    • CommentAuthorKosmopolit
    • CommentTimeSep 12th 2009
    Slime mold "robot"

    Slime molds are simple but very interesting creatures that are neither plants nor animals. They're usually sessile but can more to find new sources of food. They have rudimentary senses that respond to difference in light, temperature, moisture and so on in deciding which way to move.

    So a British scientist has build a logic gate, the basic element of a computer, where the working liquid is an actual living slime mold.
    • CommentAuthorKosmopolit
    • CommentTimeSep 12th 2009 edited
    Scabies is typically a minor skin condition caused by parasitic mites.

    But if you fail to treat it and the victim has a compromised immune system you end up with a condition known as Norwegian Scabies.

    That's where the mites burrow into the body and pretty much eat the victim alive.

    Image link

    Noye: Edited to remove disturbing image.
  8.  (6769.17)
    JESUS, @Kosmolit!

    I think you win the thread for today.
  9.  (6769.18)
    @Kosmopolit this is where we branch off into the "did not need to see that" thread O.o
    • CommentAuthorKosmopolit
    • CommentTimeSep 13th 2009
    Sorry if I grossed people out.
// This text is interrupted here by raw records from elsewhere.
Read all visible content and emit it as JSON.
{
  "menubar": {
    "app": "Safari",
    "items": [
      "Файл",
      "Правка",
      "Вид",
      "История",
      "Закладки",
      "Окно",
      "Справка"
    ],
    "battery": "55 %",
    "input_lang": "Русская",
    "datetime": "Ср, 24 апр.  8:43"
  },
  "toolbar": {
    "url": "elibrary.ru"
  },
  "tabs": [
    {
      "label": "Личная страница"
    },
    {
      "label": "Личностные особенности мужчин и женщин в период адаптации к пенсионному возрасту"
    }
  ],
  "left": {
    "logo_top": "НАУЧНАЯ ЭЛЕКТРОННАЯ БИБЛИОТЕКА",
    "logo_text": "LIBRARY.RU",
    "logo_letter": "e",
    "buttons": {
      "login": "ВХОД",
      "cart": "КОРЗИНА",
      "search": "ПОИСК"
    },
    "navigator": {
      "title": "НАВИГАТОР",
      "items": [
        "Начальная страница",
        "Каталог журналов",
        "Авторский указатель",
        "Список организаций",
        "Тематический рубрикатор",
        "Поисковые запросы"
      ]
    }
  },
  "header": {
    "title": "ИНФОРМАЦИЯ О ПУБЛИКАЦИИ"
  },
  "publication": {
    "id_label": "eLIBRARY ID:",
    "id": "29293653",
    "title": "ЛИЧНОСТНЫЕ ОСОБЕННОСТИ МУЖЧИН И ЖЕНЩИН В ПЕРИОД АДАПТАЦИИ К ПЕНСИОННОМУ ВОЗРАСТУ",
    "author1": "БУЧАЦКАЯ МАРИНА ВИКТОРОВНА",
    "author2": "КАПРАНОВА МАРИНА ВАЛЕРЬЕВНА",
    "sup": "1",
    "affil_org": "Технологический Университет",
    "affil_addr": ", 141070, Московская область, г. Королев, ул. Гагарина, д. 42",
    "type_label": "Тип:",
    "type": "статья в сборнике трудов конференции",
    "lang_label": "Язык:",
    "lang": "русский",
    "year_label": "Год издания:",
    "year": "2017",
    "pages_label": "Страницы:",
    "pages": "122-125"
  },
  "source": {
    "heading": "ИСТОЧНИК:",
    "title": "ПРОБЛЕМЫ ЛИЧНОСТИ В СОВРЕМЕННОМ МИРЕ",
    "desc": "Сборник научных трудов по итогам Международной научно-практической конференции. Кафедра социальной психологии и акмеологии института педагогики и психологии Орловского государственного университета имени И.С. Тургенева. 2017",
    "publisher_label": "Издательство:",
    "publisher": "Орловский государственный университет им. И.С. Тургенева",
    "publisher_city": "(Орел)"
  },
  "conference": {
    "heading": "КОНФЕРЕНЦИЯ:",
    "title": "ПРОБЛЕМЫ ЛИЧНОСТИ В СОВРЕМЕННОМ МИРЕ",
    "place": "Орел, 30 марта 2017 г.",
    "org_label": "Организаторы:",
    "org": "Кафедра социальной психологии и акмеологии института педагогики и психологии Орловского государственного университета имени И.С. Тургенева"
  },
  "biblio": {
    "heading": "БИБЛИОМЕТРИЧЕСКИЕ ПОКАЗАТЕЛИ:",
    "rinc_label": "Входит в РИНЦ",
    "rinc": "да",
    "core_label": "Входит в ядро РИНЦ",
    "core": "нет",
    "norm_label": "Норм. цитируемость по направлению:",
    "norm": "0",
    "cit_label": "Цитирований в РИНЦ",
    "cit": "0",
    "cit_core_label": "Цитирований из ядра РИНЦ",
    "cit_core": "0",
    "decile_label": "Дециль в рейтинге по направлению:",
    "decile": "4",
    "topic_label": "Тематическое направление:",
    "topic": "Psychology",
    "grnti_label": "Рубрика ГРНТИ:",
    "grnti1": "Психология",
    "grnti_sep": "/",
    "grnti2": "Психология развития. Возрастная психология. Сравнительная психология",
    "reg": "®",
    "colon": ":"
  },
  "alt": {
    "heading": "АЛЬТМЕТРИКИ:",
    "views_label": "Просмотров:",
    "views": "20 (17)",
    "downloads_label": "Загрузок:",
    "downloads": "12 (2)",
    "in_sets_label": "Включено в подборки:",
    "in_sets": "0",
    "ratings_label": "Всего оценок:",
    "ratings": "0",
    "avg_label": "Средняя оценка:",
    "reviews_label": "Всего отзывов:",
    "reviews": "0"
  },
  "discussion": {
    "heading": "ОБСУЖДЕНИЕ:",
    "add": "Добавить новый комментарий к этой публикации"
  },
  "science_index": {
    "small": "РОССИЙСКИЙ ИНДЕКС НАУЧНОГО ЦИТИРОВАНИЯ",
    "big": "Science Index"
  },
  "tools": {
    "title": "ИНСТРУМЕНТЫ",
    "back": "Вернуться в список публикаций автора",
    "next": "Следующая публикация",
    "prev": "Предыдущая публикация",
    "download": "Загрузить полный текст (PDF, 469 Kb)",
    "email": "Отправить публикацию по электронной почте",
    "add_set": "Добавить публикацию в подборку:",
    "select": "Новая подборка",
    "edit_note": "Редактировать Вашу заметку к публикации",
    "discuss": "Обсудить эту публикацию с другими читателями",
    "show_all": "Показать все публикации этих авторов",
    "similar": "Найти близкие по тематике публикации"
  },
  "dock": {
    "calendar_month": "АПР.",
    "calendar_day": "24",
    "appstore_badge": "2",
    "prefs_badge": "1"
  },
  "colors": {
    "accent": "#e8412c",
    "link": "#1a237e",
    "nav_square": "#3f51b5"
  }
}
It wasn't intentional.

    If it were, there are much worse pics of Norwegian Scabies out there.
    • CommentAuthorDario
    • CommentTimeSep 13th 2009
    If it were, there are much worse pics of Norwegian Scabies out there.

    Could've just taken your word for it, but noooo.
    Thanks, Google Images. Thanks.